The Flemish Care and Health Agency has asked the region’s vaccination centres to be ready to administer a third vaccine dose to the entire adult population despite no medical advice yet being issued for such a measure.
As most vaccination centres will stay open for the booster vaccinations of over-65s, the Agency indicated in Het Belang van Limburg on Friday that they should also be ready for a possible mass-vaccination campaign.
“A decision regarding a third dose for all adults has certainly not been made but we cannot exclude that it will happen,” Joris Moonens, spokesperson for the Care and Health Agency, confirmed to The Brussels Times.
Belgium’s Vaccination Taskforce has asked the Superior Health Council for a scientific opinion about such a third dose for the general population, says the spokesperson of the Taskforce, Gudrun Briat.
“That opinion is expected in the first half of November and will then be sent to the Interministerial Health Conference,” she told The Brussels Times.

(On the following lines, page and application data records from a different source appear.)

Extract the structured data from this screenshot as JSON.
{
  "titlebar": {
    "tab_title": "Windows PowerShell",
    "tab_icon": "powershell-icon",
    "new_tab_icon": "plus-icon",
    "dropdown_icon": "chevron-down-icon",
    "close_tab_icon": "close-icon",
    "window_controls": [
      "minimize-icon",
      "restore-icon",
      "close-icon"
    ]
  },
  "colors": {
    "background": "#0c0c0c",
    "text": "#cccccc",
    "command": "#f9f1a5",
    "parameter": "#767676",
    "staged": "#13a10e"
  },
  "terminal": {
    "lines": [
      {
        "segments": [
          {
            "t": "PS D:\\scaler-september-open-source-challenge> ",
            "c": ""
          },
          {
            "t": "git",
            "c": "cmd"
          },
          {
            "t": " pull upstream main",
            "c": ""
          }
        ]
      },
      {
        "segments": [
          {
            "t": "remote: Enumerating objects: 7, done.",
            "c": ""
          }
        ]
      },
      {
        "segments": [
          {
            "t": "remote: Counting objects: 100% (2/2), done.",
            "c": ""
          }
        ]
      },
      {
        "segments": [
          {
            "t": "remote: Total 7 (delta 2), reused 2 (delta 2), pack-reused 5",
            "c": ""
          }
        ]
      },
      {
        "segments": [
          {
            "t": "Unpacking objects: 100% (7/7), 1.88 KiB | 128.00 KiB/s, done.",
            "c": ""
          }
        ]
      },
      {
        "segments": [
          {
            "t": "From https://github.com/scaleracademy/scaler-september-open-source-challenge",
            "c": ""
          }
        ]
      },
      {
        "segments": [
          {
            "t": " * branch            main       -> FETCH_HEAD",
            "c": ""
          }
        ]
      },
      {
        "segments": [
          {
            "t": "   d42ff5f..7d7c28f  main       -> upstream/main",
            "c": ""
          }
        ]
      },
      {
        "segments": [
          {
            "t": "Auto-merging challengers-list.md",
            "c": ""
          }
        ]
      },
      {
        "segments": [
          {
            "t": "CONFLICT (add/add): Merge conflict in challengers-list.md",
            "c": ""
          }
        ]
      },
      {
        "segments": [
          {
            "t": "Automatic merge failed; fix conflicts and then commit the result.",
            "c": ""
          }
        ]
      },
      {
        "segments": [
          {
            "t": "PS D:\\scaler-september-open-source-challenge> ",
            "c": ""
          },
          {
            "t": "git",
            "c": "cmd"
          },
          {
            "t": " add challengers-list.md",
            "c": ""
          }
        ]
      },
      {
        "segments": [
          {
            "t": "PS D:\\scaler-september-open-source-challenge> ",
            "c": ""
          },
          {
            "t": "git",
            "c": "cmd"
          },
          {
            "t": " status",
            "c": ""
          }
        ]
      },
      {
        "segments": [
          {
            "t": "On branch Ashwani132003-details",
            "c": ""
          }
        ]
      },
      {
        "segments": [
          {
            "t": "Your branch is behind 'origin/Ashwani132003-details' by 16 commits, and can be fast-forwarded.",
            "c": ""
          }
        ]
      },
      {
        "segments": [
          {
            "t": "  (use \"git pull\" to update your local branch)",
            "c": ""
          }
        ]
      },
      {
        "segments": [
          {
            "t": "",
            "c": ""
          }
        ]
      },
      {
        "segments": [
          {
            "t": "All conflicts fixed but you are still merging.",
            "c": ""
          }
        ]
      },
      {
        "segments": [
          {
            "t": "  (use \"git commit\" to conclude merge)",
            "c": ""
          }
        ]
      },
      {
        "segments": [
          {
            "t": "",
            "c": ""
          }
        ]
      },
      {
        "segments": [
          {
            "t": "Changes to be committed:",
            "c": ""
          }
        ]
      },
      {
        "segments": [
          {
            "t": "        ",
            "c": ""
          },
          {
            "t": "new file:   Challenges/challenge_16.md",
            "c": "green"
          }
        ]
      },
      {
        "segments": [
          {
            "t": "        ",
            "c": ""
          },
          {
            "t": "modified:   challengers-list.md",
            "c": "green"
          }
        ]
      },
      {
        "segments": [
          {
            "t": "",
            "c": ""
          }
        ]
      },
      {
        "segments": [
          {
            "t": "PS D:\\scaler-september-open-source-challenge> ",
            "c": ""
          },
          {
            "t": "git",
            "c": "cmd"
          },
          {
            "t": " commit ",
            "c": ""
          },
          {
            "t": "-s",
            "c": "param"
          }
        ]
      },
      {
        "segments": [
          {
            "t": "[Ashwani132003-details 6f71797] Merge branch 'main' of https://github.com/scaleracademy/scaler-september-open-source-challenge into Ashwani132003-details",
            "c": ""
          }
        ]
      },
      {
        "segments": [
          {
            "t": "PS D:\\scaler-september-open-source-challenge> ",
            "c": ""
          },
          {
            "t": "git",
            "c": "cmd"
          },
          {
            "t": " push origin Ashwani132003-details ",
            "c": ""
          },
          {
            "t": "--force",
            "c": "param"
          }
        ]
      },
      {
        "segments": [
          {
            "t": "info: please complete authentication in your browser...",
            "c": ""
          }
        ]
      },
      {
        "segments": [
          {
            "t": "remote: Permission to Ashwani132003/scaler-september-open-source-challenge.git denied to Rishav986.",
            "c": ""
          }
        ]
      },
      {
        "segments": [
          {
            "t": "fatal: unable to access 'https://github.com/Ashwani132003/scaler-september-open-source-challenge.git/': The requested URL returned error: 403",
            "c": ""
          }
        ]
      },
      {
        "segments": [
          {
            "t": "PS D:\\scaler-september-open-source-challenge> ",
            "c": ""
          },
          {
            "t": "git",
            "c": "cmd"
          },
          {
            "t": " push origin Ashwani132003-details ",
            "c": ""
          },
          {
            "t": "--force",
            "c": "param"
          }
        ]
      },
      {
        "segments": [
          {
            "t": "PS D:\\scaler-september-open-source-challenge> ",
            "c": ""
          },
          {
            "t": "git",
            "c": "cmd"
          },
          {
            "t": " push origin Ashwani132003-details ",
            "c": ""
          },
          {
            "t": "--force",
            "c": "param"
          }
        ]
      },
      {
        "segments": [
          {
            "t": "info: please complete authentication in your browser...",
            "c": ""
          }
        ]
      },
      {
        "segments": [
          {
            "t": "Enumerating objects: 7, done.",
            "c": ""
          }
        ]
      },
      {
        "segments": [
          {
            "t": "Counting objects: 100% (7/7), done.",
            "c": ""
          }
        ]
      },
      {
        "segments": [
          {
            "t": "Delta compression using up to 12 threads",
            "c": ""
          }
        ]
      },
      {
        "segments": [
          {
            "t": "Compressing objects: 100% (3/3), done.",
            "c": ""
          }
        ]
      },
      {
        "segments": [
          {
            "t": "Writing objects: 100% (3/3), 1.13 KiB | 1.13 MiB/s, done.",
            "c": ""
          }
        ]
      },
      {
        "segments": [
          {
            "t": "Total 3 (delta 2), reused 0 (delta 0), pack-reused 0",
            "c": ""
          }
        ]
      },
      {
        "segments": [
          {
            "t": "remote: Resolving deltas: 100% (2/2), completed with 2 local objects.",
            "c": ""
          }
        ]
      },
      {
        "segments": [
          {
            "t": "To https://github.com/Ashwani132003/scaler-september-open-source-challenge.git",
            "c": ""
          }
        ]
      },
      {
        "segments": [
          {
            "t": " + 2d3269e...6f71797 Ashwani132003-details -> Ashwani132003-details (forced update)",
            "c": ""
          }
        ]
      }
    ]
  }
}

Should medical experts dismiss the proposed measure, no further action will be taken. “But if the advice is positive, the Interministerial Health Conference will see if giving the general population a third dose is opportune,” said Briat, adding that it is then up to the regions to organise the campaign.
Although a decision has yet to be taken, the Care and Health Agency already made the announcement to avoid overwhelming vaccination centres, where staff were surprised by the announcement that they would have to stay open longer than the initial 15 October date to give the over-65s their third shot.
“Especially as a number of vaccination centres are changing locations in some municipalities, we wanted to warn them that they should take into account that hundreds of thousands and even millions of people might have to be vaccinated again,” Moonens added.
For him, this is “a real option that must be taken into account” so that the centres can prepare themselves logistically and also mentally. The Agency is also calculating how many people would be vaccinated in which periods.
The people aged 65 and over who are currently getting a booster shot are all receiving a Pfizer or Moderna vaccination, regardless of which vaccine they first had.
Those who initially received the AstraZeneca or Johnson & Johnson vaccine will get their booster dose at least four months after their last shot was administered. Those vaccinated with Pfizer or Moderna will get their booster dose at least six months after their last jab.
“Taking these calculations into account, the centres would have to keep vaccinating until March 2022, with a peak expected in January and February,” Moonens said.